Report Ray Sightings

Today's Research for Tomorrow's Oceans

Since 2009, Mote Researchers have been collecting data on three pelagic ray species: spotted eagle rays, manta rays and devil rays. All three are classified as “Endangered” on the International Union for Conservation of Nature (IUCN) Red List. Understanding their distribution and movement patterns in the Gulf of Mexico, Caribbean Sea and Western Atlantic Ocean is critical to inform conservation strategies.

Citizen science initiatives (when the public collects and reports data to researchers) can provide valuable information, especially on rare species such as manta rays and devil rays.

Have you seen any of these rays? Submit your sightings through our reporting forms. If you have any questions, please contact us.

Spotted eagle ray

Two images of spotted eagle rays

  • Small (2 ft) to large (7 ft) across wing tips
  • Dark brown with white spots
  • Duck’s bill head
  • Single individuals or in groups

Report a spotted eagle ray sighting

Devil ray

  • Small (2-4 ft) across wing tips
  • Very dark, no spots
  • Cephalic fins (rolled in “horns” or unrolled and forming a funnel)
  • Mostly in groups

Report a devil ray sighting

Manta ray

Two images of manta rays

  • Large (6-20 ft) across wing tips
  • Dark with large white patches
  • Cephalic fins (rolled in “horns” or unrolled like a funnel)
  • Mostly single individuals

Report a manta ray sighting


For questions about Mote’s ray research, contact Mote Senior Biologist Kim Bassos-Hull:

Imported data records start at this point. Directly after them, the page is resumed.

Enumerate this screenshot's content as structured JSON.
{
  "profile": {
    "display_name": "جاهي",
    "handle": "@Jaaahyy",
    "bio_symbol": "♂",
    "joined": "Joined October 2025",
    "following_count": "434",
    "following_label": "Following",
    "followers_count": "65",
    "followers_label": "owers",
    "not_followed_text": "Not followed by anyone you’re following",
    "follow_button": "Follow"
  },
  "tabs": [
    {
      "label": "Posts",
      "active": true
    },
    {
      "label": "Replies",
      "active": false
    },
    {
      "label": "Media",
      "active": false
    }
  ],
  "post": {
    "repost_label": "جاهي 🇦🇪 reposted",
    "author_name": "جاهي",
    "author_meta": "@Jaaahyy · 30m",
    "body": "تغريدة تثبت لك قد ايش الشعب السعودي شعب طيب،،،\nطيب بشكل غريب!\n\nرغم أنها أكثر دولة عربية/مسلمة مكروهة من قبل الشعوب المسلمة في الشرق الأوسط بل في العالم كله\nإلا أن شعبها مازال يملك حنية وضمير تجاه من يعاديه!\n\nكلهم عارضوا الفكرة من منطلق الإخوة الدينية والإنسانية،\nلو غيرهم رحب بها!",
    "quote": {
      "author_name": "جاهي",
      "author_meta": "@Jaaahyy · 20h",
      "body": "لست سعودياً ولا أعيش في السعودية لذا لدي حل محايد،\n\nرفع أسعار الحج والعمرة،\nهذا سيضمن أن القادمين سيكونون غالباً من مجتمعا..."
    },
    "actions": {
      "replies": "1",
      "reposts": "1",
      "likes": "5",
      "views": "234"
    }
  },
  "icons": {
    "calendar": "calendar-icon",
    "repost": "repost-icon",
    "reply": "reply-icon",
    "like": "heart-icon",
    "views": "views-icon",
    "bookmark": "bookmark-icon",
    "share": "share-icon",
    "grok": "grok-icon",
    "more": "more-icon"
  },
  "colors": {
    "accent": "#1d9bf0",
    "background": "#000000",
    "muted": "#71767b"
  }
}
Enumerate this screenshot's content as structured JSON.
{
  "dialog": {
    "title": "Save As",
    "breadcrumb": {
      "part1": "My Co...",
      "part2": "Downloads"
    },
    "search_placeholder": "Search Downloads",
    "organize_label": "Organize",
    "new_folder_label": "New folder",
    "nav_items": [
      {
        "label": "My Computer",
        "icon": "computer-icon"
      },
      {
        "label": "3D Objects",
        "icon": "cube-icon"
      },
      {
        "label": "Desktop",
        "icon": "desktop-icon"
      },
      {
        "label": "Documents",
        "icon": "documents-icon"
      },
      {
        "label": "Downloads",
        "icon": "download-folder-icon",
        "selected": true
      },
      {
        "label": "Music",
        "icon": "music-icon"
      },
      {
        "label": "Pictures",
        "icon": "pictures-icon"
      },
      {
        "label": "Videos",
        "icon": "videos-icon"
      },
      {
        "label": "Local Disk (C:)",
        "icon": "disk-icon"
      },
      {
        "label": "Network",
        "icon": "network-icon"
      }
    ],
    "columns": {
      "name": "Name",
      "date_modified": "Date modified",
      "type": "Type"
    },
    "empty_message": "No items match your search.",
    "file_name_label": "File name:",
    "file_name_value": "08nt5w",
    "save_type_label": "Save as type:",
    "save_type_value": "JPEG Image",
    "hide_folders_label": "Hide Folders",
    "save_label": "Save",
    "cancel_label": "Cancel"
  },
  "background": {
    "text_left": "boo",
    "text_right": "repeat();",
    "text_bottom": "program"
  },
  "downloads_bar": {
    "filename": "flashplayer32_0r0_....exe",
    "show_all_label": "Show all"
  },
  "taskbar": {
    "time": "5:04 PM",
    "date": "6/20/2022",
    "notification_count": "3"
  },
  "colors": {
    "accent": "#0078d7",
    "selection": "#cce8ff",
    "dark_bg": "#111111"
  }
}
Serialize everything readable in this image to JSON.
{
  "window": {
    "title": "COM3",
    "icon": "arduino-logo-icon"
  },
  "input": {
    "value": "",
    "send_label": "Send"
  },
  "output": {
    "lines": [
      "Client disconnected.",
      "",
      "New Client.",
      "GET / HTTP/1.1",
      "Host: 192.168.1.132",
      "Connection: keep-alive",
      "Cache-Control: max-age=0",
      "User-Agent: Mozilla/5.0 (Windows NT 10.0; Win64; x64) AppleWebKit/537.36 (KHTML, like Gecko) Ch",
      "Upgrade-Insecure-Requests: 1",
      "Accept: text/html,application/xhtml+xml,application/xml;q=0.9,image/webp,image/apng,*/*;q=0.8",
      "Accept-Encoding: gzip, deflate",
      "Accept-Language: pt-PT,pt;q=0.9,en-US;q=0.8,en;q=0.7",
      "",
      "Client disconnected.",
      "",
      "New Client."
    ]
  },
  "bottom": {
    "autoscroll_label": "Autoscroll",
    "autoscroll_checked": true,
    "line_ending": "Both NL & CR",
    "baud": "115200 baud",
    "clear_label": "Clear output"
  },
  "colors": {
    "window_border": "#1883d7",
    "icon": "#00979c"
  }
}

Should you encounter any problems with the forms, please email us:

Portrait of Kim Bassos-Hull, standing in front of the bay.
Kim Bassos-Hull